[Task input]
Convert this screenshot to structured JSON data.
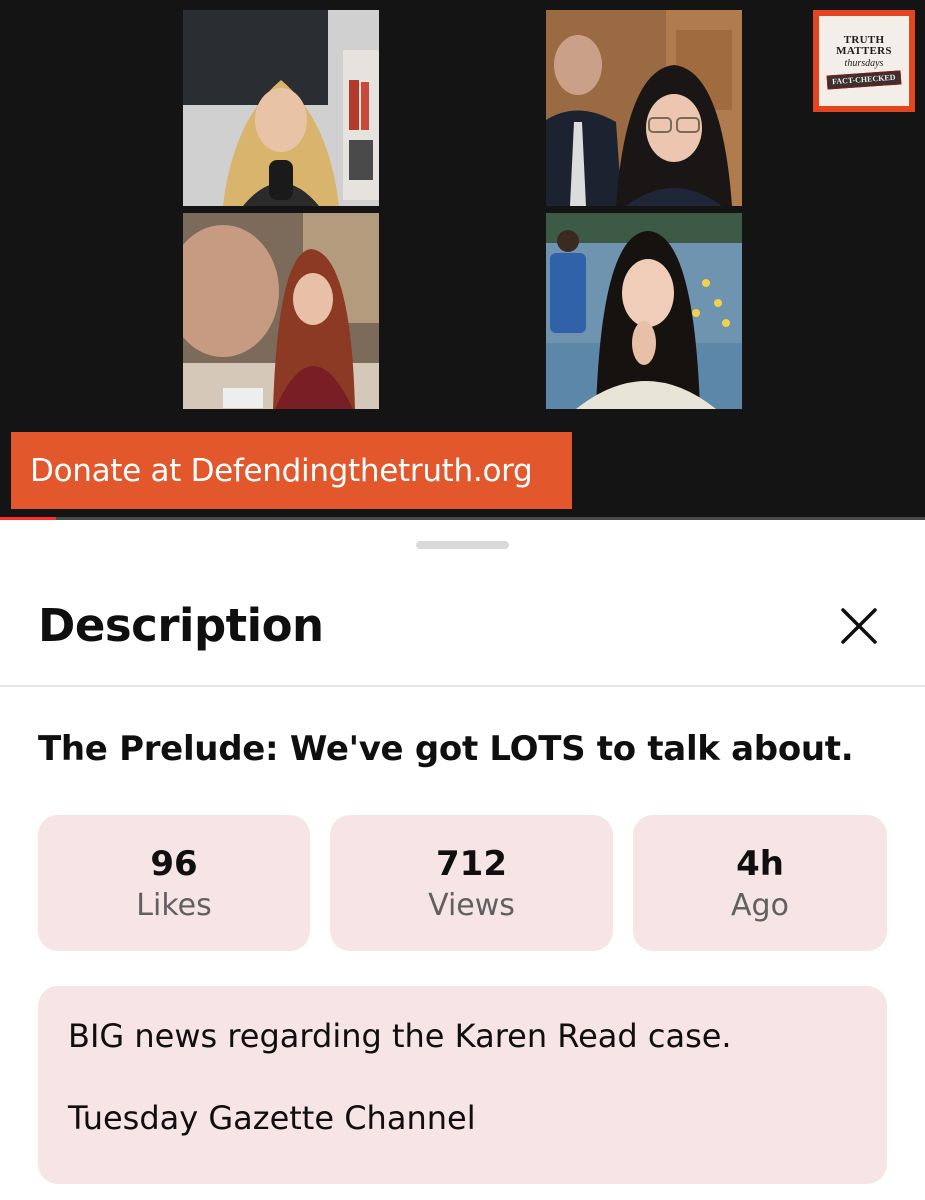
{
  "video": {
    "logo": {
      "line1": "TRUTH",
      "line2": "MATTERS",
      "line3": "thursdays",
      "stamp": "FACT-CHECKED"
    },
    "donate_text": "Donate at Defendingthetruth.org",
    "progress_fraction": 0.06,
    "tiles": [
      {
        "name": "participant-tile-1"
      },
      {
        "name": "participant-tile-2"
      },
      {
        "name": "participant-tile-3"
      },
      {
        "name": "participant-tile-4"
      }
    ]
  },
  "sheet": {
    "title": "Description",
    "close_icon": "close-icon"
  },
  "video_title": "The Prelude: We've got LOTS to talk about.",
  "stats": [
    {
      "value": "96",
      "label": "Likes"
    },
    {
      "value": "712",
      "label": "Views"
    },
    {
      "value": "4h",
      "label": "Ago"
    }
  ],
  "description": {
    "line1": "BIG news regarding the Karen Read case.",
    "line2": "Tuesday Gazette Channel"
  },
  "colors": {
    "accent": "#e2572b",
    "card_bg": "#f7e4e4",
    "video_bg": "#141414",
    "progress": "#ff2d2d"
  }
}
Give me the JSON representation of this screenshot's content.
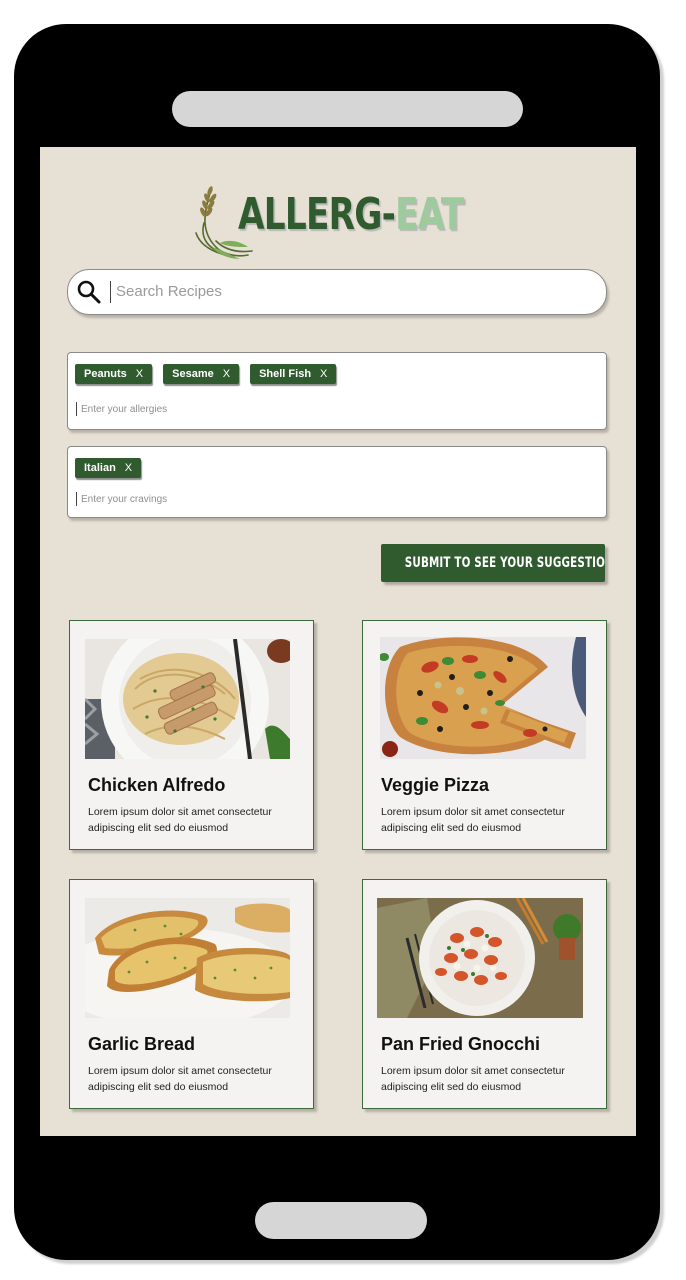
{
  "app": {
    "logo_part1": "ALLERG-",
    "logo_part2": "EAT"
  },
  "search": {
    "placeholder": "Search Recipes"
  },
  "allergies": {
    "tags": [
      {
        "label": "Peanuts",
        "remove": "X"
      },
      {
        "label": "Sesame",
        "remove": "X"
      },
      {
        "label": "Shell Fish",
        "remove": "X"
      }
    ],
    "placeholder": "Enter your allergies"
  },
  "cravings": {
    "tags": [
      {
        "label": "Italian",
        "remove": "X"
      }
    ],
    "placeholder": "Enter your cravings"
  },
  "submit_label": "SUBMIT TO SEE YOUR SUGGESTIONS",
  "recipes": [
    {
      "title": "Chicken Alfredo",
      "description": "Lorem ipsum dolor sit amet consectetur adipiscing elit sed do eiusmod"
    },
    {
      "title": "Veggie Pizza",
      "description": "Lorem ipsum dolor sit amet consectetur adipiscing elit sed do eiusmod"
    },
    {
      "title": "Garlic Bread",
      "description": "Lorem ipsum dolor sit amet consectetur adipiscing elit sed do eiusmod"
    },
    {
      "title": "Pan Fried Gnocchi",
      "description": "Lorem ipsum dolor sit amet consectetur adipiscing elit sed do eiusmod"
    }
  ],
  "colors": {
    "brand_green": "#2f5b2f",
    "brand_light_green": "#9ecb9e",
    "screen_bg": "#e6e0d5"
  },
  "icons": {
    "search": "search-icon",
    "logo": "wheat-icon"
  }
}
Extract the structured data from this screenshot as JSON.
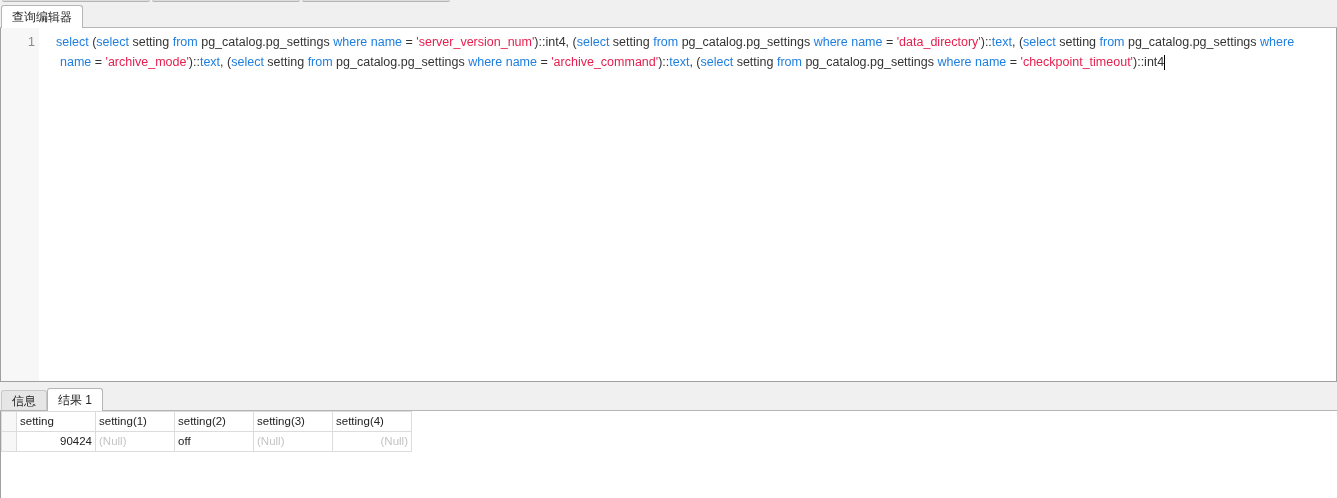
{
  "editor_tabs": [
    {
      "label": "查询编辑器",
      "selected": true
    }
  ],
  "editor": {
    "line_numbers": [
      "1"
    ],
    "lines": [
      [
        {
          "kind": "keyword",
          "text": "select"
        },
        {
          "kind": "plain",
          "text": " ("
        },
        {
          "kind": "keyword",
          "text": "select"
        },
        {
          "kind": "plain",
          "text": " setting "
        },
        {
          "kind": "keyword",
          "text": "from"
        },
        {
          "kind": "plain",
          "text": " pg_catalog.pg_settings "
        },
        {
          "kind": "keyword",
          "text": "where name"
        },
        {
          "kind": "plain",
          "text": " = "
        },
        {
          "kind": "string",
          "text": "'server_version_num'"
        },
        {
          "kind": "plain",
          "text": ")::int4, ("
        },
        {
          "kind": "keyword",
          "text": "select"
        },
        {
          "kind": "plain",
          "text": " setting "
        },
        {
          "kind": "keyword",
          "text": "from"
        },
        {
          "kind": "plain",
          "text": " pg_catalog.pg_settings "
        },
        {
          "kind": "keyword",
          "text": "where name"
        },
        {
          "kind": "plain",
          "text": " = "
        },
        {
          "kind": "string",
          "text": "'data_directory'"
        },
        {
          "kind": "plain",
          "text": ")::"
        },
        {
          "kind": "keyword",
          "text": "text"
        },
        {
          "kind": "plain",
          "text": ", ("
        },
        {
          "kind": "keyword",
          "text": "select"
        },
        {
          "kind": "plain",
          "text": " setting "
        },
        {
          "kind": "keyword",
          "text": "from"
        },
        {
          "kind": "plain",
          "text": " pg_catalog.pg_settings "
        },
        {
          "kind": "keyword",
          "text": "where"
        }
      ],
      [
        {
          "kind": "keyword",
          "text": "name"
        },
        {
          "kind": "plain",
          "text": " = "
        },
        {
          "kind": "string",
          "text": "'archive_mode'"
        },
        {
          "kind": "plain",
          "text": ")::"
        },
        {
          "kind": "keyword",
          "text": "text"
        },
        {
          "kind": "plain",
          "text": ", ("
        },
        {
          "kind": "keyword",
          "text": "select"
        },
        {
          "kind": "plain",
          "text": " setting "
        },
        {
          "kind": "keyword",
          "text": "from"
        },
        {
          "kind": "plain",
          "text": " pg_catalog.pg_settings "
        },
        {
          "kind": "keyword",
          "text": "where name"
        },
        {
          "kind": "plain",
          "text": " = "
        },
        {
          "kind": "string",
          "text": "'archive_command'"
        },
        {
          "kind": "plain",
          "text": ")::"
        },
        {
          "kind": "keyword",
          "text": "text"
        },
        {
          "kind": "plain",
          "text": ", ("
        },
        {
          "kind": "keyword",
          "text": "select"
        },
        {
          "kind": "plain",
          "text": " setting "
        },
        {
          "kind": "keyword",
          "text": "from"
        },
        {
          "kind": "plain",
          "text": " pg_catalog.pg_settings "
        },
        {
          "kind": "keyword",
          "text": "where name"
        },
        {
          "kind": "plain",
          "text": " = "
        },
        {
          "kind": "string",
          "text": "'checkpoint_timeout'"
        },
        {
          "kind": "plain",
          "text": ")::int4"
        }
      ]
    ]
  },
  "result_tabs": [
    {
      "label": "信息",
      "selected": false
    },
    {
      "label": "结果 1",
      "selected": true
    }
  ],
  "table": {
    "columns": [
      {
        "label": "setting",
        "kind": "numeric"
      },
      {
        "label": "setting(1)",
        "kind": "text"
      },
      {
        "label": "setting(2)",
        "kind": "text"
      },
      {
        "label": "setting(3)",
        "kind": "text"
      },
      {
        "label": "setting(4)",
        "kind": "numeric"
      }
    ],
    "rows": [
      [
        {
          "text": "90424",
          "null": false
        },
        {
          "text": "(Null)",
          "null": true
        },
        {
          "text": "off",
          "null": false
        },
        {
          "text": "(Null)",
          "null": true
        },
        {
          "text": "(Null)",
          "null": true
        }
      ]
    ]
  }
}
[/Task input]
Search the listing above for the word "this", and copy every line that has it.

● Response area:
Convert this screenshot to structured JSON data.
Give me the JSON representation of this screenshot's content.
Extract the structured data from this screenshot as JSON.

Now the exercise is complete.